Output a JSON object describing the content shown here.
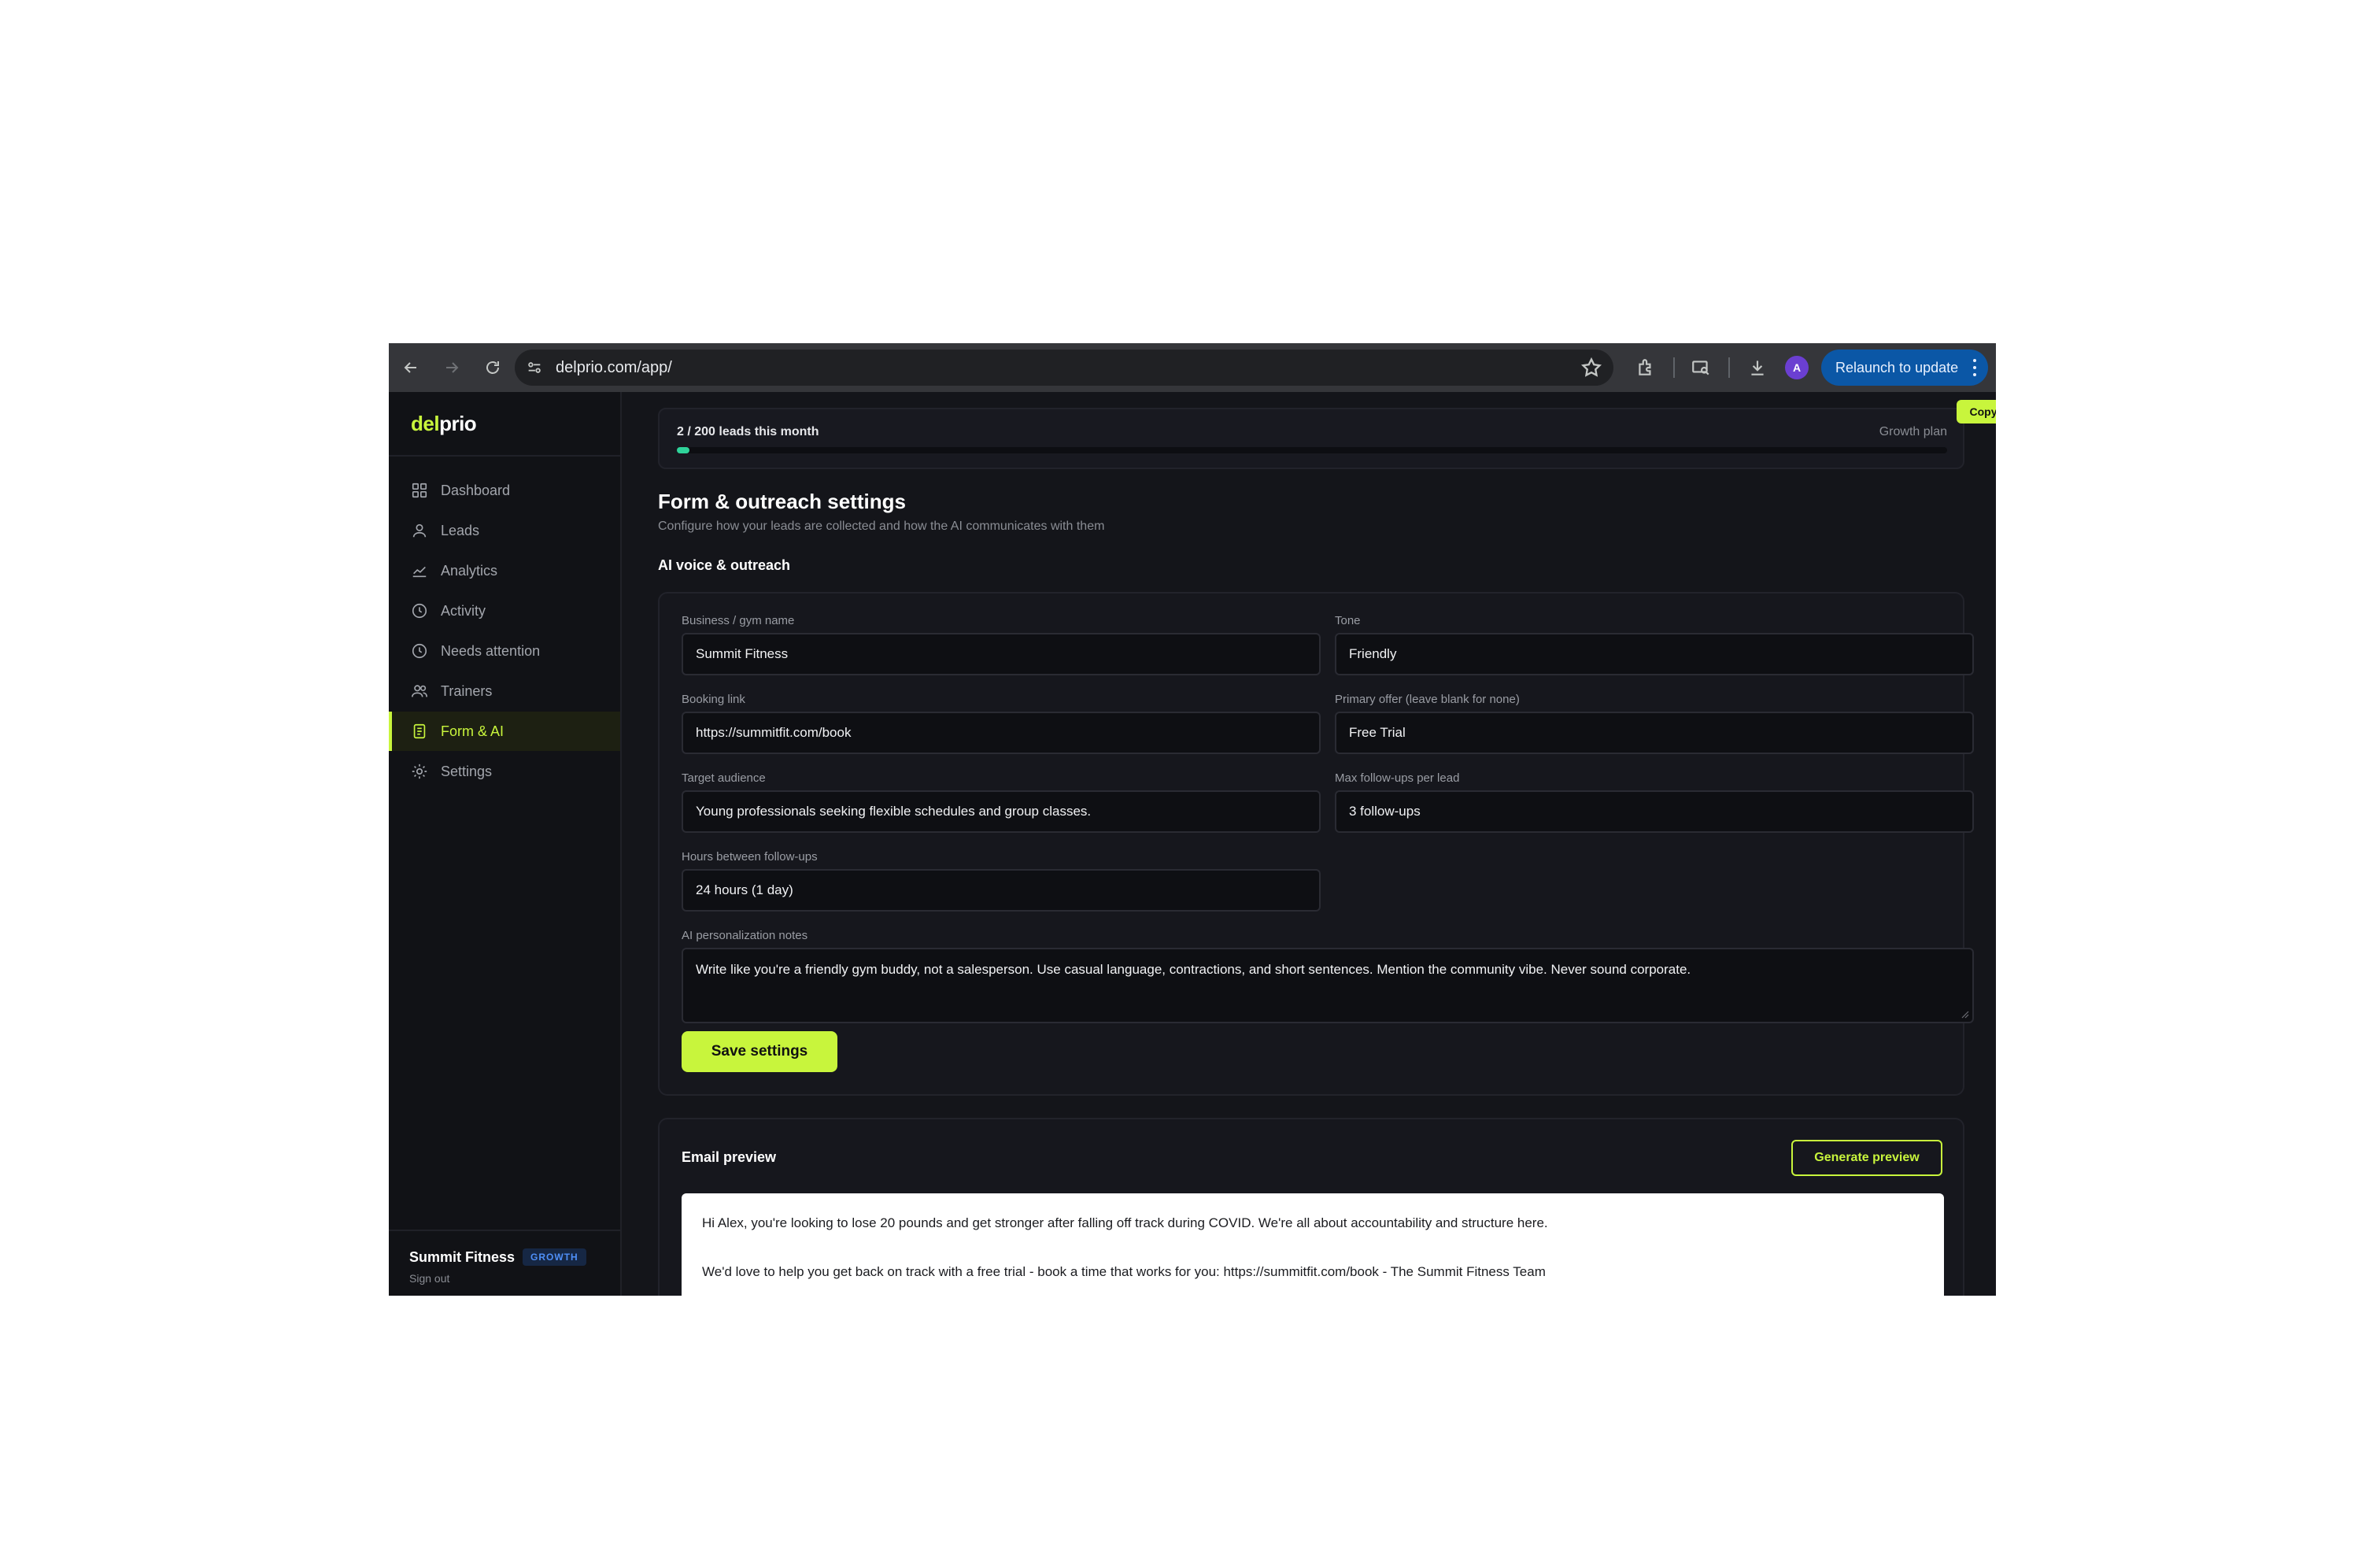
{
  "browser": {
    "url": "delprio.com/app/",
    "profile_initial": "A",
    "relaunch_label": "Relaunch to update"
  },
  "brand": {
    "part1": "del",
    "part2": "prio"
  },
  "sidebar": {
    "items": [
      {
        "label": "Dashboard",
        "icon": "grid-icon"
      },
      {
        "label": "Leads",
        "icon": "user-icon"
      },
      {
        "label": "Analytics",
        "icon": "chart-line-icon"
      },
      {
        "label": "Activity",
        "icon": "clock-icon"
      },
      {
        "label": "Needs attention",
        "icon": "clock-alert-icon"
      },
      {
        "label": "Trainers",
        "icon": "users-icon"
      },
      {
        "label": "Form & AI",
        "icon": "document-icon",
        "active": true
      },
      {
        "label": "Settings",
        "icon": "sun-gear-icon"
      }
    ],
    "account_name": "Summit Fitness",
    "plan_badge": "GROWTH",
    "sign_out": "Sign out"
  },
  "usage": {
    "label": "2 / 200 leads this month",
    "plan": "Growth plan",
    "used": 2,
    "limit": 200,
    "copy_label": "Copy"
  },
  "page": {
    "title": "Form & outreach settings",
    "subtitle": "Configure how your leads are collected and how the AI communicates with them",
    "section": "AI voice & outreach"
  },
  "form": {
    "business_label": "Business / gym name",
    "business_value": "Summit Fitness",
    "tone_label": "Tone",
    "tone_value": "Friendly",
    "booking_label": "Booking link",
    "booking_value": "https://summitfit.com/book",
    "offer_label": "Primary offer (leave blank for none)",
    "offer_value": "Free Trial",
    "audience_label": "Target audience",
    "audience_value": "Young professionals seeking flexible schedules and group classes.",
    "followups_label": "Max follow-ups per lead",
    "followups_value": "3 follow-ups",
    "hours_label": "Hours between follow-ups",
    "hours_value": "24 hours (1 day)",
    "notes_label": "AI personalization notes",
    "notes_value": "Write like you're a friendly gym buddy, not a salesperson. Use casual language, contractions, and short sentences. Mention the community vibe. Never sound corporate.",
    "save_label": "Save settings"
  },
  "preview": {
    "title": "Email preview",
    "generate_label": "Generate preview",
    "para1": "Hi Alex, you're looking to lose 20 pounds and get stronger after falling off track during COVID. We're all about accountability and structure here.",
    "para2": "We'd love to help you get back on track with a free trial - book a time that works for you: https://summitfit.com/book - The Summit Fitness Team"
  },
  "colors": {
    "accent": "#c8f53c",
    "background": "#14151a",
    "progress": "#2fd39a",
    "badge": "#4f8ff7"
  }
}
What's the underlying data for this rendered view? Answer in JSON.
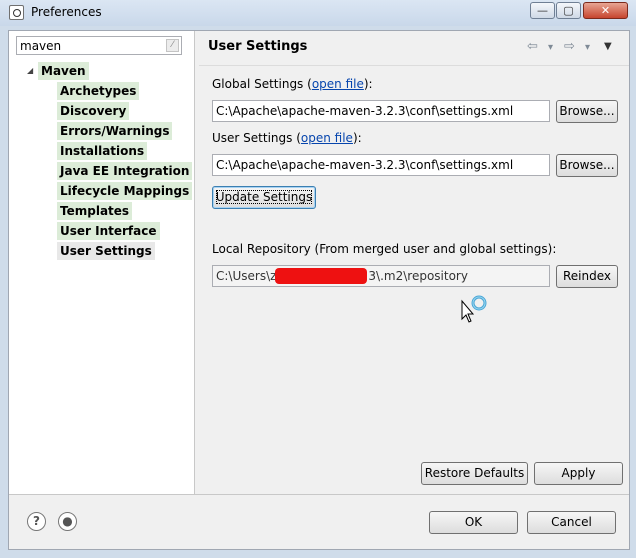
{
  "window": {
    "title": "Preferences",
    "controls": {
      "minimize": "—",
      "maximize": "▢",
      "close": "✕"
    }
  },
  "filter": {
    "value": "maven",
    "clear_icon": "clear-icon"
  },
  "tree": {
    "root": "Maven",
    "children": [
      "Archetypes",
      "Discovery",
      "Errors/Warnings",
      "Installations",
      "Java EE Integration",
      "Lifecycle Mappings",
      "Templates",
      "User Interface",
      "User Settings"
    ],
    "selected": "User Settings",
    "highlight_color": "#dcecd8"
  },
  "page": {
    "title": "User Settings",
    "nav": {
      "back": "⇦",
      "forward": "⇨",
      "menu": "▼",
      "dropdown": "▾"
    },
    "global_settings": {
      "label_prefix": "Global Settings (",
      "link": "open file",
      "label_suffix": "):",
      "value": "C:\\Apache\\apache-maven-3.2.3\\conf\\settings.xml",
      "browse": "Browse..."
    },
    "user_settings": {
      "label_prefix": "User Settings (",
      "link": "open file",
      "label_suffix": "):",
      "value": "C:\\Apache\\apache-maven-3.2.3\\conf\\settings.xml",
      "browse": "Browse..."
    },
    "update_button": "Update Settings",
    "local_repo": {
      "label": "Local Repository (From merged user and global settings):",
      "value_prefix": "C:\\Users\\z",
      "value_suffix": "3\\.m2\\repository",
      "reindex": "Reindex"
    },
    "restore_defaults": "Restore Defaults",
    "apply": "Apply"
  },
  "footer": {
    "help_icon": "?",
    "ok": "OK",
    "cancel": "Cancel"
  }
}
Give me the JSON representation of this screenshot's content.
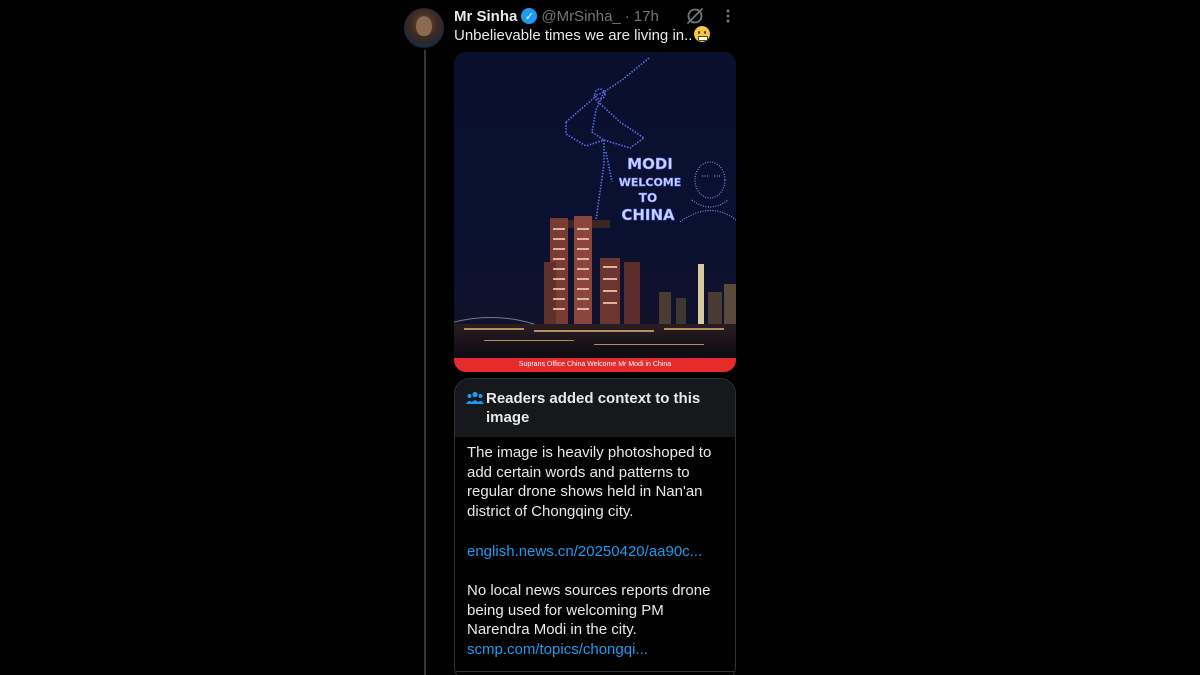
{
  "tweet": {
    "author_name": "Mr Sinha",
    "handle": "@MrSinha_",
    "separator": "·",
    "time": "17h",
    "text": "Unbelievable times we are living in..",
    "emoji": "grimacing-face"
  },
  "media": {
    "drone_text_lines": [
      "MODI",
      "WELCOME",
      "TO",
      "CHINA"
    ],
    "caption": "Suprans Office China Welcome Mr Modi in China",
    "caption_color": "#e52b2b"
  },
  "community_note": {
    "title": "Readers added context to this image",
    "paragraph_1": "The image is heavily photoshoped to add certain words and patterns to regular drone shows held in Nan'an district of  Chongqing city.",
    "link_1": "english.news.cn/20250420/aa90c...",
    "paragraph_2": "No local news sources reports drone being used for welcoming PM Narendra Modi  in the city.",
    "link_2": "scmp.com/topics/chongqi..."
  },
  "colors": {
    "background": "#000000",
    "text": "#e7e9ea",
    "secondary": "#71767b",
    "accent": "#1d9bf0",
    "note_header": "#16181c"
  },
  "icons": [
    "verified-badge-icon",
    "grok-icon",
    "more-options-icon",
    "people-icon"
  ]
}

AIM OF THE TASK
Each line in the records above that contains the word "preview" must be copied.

RESULT OF THE EXERCISE
  "preview": {
    "title": "Email preview",
    "generate_label": "Generate preview",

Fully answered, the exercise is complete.